DATA SUPPLIED: Begin

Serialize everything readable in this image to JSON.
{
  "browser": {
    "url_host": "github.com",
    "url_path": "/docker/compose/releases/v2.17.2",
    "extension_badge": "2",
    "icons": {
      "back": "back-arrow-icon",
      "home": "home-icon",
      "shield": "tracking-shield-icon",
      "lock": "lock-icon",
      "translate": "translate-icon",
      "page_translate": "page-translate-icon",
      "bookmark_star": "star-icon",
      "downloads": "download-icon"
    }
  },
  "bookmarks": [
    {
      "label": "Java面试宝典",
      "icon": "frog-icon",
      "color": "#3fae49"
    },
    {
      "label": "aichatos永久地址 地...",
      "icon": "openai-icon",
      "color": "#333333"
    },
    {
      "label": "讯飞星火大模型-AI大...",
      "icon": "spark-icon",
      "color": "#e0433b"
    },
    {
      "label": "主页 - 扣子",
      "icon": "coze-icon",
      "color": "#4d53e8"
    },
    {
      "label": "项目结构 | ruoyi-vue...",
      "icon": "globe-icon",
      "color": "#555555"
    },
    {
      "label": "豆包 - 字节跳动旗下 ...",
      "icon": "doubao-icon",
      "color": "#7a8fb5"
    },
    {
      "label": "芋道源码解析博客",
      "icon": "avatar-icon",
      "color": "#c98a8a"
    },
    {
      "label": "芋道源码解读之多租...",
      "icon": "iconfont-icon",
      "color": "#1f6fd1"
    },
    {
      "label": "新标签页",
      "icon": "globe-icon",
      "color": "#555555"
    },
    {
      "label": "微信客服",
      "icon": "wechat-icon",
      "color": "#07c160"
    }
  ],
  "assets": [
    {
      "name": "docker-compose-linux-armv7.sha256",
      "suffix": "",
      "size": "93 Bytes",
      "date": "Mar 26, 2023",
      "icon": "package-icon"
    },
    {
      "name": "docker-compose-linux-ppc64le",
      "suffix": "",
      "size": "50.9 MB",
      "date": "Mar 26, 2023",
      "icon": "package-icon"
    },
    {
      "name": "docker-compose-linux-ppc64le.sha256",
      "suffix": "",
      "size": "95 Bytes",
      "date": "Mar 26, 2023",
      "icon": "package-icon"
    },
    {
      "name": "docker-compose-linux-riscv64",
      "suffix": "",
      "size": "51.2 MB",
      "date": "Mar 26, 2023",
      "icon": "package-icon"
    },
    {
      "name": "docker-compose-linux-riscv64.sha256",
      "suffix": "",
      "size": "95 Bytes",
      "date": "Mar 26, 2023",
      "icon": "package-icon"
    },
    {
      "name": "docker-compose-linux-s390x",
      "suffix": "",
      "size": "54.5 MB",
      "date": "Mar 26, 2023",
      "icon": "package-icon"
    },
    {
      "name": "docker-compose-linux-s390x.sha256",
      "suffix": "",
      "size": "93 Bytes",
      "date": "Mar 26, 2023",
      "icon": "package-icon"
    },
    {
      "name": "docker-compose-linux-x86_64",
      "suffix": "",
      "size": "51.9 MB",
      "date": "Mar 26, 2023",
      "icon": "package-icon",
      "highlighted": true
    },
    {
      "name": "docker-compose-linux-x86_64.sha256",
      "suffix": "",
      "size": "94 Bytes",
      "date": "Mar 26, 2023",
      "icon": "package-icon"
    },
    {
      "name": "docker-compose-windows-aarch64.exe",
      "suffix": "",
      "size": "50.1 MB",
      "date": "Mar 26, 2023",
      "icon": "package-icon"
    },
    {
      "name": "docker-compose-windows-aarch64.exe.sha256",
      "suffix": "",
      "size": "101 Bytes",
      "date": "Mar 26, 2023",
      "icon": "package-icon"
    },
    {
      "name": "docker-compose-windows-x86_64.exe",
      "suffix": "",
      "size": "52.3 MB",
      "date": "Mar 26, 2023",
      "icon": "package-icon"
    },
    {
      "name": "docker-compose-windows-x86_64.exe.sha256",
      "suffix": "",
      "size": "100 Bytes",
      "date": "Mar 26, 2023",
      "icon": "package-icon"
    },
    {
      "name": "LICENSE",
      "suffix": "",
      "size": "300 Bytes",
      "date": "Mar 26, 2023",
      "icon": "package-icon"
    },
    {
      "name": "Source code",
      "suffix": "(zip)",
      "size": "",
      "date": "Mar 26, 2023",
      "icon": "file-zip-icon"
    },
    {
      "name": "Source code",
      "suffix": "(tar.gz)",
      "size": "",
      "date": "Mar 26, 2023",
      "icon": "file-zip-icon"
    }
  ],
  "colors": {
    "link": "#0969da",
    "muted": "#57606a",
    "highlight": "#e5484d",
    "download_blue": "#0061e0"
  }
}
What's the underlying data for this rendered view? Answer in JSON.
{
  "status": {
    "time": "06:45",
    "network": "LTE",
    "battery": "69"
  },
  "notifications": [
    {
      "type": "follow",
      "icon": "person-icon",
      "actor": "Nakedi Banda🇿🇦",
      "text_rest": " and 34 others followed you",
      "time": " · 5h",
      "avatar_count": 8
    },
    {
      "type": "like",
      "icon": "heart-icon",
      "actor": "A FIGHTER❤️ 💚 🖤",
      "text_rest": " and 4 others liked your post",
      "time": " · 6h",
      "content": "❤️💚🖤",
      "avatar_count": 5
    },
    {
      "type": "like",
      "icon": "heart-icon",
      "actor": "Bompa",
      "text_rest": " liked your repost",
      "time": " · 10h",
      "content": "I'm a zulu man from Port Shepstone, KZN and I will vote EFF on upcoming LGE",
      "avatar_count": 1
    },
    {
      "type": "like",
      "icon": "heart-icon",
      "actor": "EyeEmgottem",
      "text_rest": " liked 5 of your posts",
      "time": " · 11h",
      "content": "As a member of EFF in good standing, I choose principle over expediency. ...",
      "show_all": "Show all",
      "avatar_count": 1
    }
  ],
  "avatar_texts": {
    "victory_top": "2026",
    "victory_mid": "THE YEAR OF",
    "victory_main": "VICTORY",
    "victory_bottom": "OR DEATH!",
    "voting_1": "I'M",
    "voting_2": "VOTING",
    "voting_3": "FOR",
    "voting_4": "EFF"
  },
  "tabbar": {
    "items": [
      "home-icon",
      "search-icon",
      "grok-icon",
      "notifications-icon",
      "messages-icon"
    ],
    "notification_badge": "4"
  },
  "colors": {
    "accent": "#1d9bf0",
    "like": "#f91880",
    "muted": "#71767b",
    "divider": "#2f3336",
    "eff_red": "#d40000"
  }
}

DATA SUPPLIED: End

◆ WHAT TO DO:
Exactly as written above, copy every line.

◆ PROBLEM SOLUTION:
Serialize everything readable in this image to JSON.
{
  "browser": {
    "url_host": "github.com",
    "url_path": "/docker/compose/releases/v2.17.2",
    "extension_badge": "2",
    "icons": {
      "back": "back-arrow-icon",
      "home": "home-icon",
      "shield": "tracking-shield-icon",
      "lock": "lock-icon",
      "translate": "translate-icon",
      "page_translate": "page-translate-icon",
      "bookmark_star": "star-icon",
      "downloads": "download-icon"
    }
  },
  "bookmarks": [
    {
      "label": "Java面试宝典",
      "icon": "frog-icon",
      "color": "#3fae49"
    },
    {
      "label": "aichatos永久地址 地...",
      "icon": "openai-icon",
      "color": "#333333"
    },
    {
      "label": "讯飞星火大模型-AI大...",
      "icon": "spark-icon",
      "color": "#e0433b"
    },
    {
      "label": "主页 - 扣子",
      "icon": "coze-icon",
      "color": "#4d53e8"
    },
    {
      "label": "项目结构 | ruoyi-vue...",
      "icon": "globe-icon",
      "color": "#555555"
    },
    {
      "label": "豆包 - 字节跳动旗下 ...",
      "icon": "doubao-icon",
      "color": "#7a8fb5"
    },
    {
      "label": "芋道源码解析博客",
      "icon": "avatar-icon",
      "color": "#c98a8a"
    },
    {
      "label": "芋道源码解读之多租...",
      "icon": "iconfont-icon",
      "color": "#1f6fd1"
    },
    {
      "label": "新标签页",
      "icon": "globe-icon",
      "color": "#555555"
    },
    {
      "label": "微信客服",
      "icon": "wechat-icon",
      "color": "#07c160"
    }
  ],
  "assets": [
    {
      "name": "docker-compose-linux-armv7.sha256",
      "suffix": "",
      "size": "93 Bytes",
      "date": "Mar 26, 2023",
      "icon": "package-icon"
    },
    {
      "name": "docker-compose-linux-ppc64le",
      "suffix": "",
      "size": "50.9 MB",
      "date": "Mar 26, 2023",
      "icon": "package-icon"
    },
    {
      "name": "docker-compose-linux-ppc64le.sha256",
      "suffix": "",
      "size": "95 Bytes",
      "date": "Mar 26, 2023",
      "icon": "package-icon"
    },
    {
      "name": "docker-compose-linux-riscv64",
      "suffix": "",
      "size": "51.2 MB",
      "date": "Mar 26, 2023",
      "icon": "package-icon"
    },
    {
      "name": "docker-compose-linux-riscv64.sha256",
      "suffix": "",
      "size": "95 Bytes",
      "date": "Mar 26, 2023",
      "icon": "package-icon"
    },
    {
      "name": "docker-compose-linux-s390x",
      "suffix": "",
      "size": "54.5 MB",
      "date": "Mar 26, 2023",
      "icon": "package-icon"
    },
    {
      "name": "docker-compose-linux-s390x.sha256",
      "suffix": "",
      "size": "93 Bytes",
      "date": "Mar 26, 2023",
      "icon": "package-icon"
    },
    {
      "name": "docker-compose-linux-x86_64",
      "suffix": "",
      "size": "51.9 MB",
      "date": "Mar 26, 2023",
      "icon": "package-icon",
      "highlighted": true
    },
    {
      "name": "docker-compose-linux-x86_64.sha256",
      "suffix": "",
      "size": "94 Bytes",
      "date": "Mar 26, 2023",
      "icon": "package-icon"
    },
    {
      "name": "docker-compose-windows-aarch64.exe",
      "suffix": "",
      "size": "50.1 MB",
      "date": "Mar 26, 2023",
      "icon": "package-icon"
    },
    {
      "name": "docker-compose-windows-aarch64.exe.sha256",
      "suffix": "",
      "size": "101 Bytes",
      "date": "Mar 26, 2023",
      "icon": "package-icon"
    },
    {
      "name": "docker-compose-windows-x86_64.exe",
      "suffix": "",
      "size": "52.3 MB",
      "date": "Mar 26, 2023",
      "icon": "package-icon"
    },
    {
      "name": "docker-compose-windows-x86_64.exe.sha256",
      "suffix": "",
      "size": "100 Bytes",
      "date": "Mar 26, 2023",
      "icon": "package-icon"
    },
    {
      "name": "LICENSE",
      "suffix": "",
      "size": "300 Bytes",
      "date": "Mar 26, 2023",
      "icon": "package-icon"
    },
    {
      "name": "Source code",
      "suffix": "(zip)",
      "size": "",
      "date": "Mar 26, 2023",
      "icon": "file-zip-icon"
    },
    {
      "name": "Source code",
      "suffix": "(tar.gz)",
      "size": "",
      "date": "Mar 26, 2023",
      "icon": "file-zip-icon"
    }
  ],
  "colors": {
    "link": "#0969da",
    "muted": "#57606a",
    "highlight": "#e5484d",
    "download_blue": "#0061e0"
  }
}
What's the underlying data for this rendered view? Answer in JSON.
{
  "status": {
    "time": "06:45",
    "network": "LTE",
    "battery": "69"
  },
  "notifications": [
    {
      "type": "follow",
      "icon": "person-icon",
      "actor": "Nakedi Banda🇿🇦",
      "text_rest": " and 34 others followed you",
      "time": " · 5h",
      "avatar_count": 8
    },
    {
      "type": "like",
      "icon": "heart-icon",
      "actor": "A FIGHTER❤️ 💚 🖤",
      "text_rest": " and 4 others liked your post",
      "time": " · 6h",
      "content": "❤️💚🖤",
      "avatar_count": 5
    },
    {
      "type": "like",
      "icon": "heart-icon",
      "actor": "Bompa",
      "text_rest": " liked your repost",
      "time": " · 10h",
      "content": "I'm a zulu man from Port Shepstone, KZN and I will vote EFF on upcoming LGE",
      "avatar_count": 1
    },
    {
      "type": "like",
      "icon": "heart-icon",
      "actor": "EyeEmgottem",
      "text_rest": " liked 5 of your posts",
      "time": " · 11h",
      "content": "As a member of EFF in good standing, I choose principle over expediency. ...",
      "show_all": "Show all",
      "avatar_count": 1
    }
  ],
  "avatar_texts": {
    "victory_top": "2026",
    "victory_mid": "THE YEAR OF",
    "victory_main": "VICTORY",
    "victory_bottom": "OR DEATH!",
    "voting_1": "I'M",
    "voting_2": "VOTING",
    "voting_3": "FOR",
    "voting_4": "EFF"
  },
  "tabbar": {
    "items": [
      "home-icon",
      "search-icon",
      "grok-icon",
      "notifications-icon",
      "messages-icon"
    ],
    "notification_badge": "4"
  },
  "colors": {
    "accent": "#1d9bf0",
    "like": "#f91880",
    "muted": "#71767b",
    "divider": "#2f3336",
    "eff_red": "#d40000"
  }
}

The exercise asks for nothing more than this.